So, you want to breed Flowerhorns ay? Well, you are in the right place at the right time. As I’m typing this my Flowerhorn pair just laid a fresh batch of eggs! At first glance, it seems to be a few hundred tiny eggs in the terracotta dish I set up in their aquarium.
But enough of me bragging about my new batch of soon-to-be Flowerhorn fry, you came here to learn how YOU can breed Flowerhorns. So, let’s backtrack first to about a month ago then we’ll fast forward to just 3 days ago when I first added my female to the aquarium. Going back in time will help lay the foundation for everything you’ll need to do and have on hand if you are going to breed Flowerhorns like I’m doing.
First Things First: Proper Aquarium Set up and Environment

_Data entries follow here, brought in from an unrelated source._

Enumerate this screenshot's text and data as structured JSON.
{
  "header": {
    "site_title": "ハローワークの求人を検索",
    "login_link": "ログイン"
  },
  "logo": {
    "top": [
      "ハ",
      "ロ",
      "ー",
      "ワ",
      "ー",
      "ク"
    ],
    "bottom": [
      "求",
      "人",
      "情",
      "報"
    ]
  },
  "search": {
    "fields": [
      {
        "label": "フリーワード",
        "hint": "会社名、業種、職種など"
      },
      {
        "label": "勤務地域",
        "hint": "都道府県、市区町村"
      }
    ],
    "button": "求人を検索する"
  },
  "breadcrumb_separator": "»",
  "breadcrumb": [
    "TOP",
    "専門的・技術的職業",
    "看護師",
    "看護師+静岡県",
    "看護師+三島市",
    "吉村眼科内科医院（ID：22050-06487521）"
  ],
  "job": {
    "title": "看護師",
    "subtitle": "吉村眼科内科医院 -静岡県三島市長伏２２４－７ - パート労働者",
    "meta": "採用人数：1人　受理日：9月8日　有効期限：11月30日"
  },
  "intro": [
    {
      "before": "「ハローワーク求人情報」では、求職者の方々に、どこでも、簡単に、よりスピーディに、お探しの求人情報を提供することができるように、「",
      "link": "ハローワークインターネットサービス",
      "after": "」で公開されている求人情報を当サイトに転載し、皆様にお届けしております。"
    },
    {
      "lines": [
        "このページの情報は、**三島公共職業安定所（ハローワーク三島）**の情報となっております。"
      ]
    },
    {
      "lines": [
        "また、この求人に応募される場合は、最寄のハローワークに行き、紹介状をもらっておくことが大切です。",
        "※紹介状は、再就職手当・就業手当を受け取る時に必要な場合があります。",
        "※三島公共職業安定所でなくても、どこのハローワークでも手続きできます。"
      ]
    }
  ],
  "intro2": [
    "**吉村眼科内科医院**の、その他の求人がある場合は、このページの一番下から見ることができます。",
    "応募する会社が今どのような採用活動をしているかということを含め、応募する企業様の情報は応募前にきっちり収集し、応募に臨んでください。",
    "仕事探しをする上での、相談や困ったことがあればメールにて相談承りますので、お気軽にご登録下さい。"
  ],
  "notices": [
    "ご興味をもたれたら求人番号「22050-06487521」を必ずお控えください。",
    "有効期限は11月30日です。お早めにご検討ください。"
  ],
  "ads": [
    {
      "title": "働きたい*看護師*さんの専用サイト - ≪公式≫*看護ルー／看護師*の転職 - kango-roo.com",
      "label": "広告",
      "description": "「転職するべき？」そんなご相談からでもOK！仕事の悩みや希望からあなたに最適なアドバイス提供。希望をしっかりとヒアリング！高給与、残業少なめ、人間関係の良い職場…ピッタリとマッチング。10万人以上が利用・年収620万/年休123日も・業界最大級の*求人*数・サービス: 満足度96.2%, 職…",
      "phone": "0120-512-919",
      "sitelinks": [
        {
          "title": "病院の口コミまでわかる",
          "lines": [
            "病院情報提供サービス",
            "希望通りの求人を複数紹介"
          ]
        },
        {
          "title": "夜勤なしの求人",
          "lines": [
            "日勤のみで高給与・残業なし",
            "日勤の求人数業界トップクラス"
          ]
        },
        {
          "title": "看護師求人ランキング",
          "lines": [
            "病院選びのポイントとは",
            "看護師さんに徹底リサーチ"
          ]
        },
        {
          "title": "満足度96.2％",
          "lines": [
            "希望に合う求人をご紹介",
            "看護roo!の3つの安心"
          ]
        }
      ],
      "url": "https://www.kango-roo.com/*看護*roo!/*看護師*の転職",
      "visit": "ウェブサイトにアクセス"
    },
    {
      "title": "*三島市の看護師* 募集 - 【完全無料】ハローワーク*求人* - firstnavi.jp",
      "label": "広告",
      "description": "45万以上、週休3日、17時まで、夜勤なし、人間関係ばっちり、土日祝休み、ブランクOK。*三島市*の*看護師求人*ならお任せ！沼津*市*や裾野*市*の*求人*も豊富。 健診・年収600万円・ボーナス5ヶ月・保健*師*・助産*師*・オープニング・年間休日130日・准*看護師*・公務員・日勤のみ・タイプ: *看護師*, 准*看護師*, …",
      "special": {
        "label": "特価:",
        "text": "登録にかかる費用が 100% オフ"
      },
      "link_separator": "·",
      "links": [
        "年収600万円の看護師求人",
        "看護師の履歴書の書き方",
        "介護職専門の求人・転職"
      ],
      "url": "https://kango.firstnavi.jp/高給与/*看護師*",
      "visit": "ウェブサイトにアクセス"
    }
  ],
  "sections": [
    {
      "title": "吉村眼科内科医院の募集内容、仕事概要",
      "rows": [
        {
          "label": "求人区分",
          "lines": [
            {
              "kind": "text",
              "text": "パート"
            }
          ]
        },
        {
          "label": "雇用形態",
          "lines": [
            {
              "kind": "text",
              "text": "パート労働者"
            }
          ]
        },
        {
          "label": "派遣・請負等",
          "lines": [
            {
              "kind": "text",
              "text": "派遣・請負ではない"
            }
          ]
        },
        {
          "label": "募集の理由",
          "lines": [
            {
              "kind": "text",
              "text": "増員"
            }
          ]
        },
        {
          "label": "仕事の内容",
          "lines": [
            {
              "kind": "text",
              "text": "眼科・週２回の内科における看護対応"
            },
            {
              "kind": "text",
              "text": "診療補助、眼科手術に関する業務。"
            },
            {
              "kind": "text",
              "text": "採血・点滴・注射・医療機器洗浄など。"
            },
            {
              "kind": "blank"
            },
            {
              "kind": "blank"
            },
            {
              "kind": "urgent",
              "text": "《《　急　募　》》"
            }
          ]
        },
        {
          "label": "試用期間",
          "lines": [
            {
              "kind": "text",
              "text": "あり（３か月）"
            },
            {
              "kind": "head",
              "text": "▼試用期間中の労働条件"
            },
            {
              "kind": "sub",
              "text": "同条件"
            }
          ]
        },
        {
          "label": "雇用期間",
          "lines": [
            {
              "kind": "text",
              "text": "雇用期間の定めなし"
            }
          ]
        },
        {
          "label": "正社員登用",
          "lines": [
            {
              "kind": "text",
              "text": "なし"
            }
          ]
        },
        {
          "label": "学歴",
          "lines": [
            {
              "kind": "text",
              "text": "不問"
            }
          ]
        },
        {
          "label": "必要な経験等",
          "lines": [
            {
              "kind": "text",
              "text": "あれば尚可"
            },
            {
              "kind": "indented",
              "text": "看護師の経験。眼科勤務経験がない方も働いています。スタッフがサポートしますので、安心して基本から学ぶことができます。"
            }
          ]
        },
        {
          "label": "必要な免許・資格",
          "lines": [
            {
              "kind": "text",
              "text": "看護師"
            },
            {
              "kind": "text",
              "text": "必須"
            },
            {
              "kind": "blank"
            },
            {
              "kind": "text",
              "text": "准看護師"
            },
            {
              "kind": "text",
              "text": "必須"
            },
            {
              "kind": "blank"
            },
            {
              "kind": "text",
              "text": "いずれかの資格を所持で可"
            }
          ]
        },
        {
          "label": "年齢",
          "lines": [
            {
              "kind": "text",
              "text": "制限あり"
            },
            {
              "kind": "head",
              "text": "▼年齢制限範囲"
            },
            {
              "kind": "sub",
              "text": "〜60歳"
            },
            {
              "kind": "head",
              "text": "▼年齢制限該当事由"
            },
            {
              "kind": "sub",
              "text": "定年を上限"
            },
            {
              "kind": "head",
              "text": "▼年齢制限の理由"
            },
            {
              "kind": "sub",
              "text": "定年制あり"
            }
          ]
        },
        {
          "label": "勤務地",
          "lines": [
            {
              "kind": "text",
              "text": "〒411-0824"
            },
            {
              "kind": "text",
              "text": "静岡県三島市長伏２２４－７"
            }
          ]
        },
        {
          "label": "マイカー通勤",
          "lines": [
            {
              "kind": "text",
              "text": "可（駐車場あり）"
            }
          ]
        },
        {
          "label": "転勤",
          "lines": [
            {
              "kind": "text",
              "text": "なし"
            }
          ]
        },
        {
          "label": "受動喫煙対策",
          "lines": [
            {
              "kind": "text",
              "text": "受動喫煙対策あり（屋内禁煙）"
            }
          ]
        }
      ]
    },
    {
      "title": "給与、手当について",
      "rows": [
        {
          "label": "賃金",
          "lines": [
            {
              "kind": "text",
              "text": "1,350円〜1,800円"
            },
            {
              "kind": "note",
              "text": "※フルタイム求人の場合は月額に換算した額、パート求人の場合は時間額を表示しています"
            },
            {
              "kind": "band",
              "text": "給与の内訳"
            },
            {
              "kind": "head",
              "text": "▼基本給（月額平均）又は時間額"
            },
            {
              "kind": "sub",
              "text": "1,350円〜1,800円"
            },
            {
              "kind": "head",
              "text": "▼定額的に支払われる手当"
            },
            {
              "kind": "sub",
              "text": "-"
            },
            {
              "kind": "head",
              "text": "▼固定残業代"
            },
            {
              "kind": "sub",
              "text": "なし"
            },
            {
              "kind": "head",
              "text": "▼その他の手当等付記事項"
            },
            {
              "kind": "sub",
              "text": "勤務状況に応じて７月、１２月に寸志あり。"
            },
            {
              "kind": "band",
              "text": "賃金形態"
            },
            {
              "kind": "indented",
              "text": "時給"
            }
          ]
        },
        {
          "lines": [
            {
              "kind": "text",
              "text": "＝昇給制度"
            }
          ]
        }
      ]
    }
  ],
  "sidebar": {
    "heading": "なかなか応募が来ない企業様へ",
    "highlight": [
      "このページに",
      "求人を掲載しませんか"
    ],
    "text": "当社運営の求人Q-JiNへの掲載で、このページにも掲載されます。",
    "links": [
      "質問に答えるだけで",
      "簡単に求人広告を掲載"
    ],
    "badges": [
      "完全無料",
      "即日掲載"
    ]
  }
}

What you’ll need: A large tank, proper filtration, adequate heating
Before even thinking about breeding large aggressive cichlids like the Flowerhorn you’ll want to make sure you have an adequate aquarium environment. That means a large enough tank, proper filtration, a heater, and filter media and that’s it at the bare minimum.
When it comes to aquarium size, I’m not a person who pushes extra large 100-plus-gallon tanks for 1 to 2 fish. For me personally, I have a 75-gallon tank that is just enough for my breeding pair. It does seem to be the very minimum-size tank I would recommend. Anything else like a 55-gallon or smaller wouldn’t really suffice for 2 large aggressive fish.
Filtration is an area where I like to take a very simple approach. Since I keep my tanks bare bottom and with no decorations at all I’m only running two Aqua Clear 110 “hang on the back” filters. One thing that I also do is add these nifty little sponge filters to my Aqua Clear inlet tubes.
For filter media, I use the included Aqua Clear sponge for mechanical filtration at the bottom but on top of the sponge, I use media rings and crushed coral. Both medias are perfect nest havens for beneficial bacteria growth. Before we change subjects from Filtration and water quality three other things that I use to keep my tank in optimal shape are this Ehiem Vacuum, SeaChem Purigen and these cool little water parameter monitors.
Lastly, in this section, you want to make sure your water keeps a suitable temperature. Right now, I’m running my tank at ** degrees Fahrenheit. When selecting a heater for your Flowerhorn you can use these simple guidelines:
40 to 50 gallon – 100 to 400-watt heater
65 to 75 gallon – 200 to 600-watt heater
Introducing Your Two Fish Together
What you’ll need: A Divider
If you ever kept cichlids of any kind before then you know that they can be downright nasty to each other. It’s not that they don’t like other fish but the cichlid family is extremely territorial so they have a hard time tolerating other fish that could be a threat to them in their general vicinity. That other fish could be a threat to their mate, their food and their home.
Thinking about it in those terms how would you feel about someone threatening your spouse, food and house. I’m sure you’d agree you want them out and away from you. Flowerhorns are no different, they want to feel secure in their space.
The best way to make your fish feel secure is by putting a divider into the aquarium when introducing two fish together. Some people like to get the grate that is used in industrial lighting. However, my choice is to go to a plastics/acrylics manufacturer and get a custom piece. This way just looks a lot cleaner and more professional. Where I live in northern California I used TAP Plastics, for my 75-gallon aquarium the custom divider was about $27.
In my latest pairing, I only left the divider in overnight for about 16 hours. My male Flowerhorn had lived in the tank for a few months already by himself.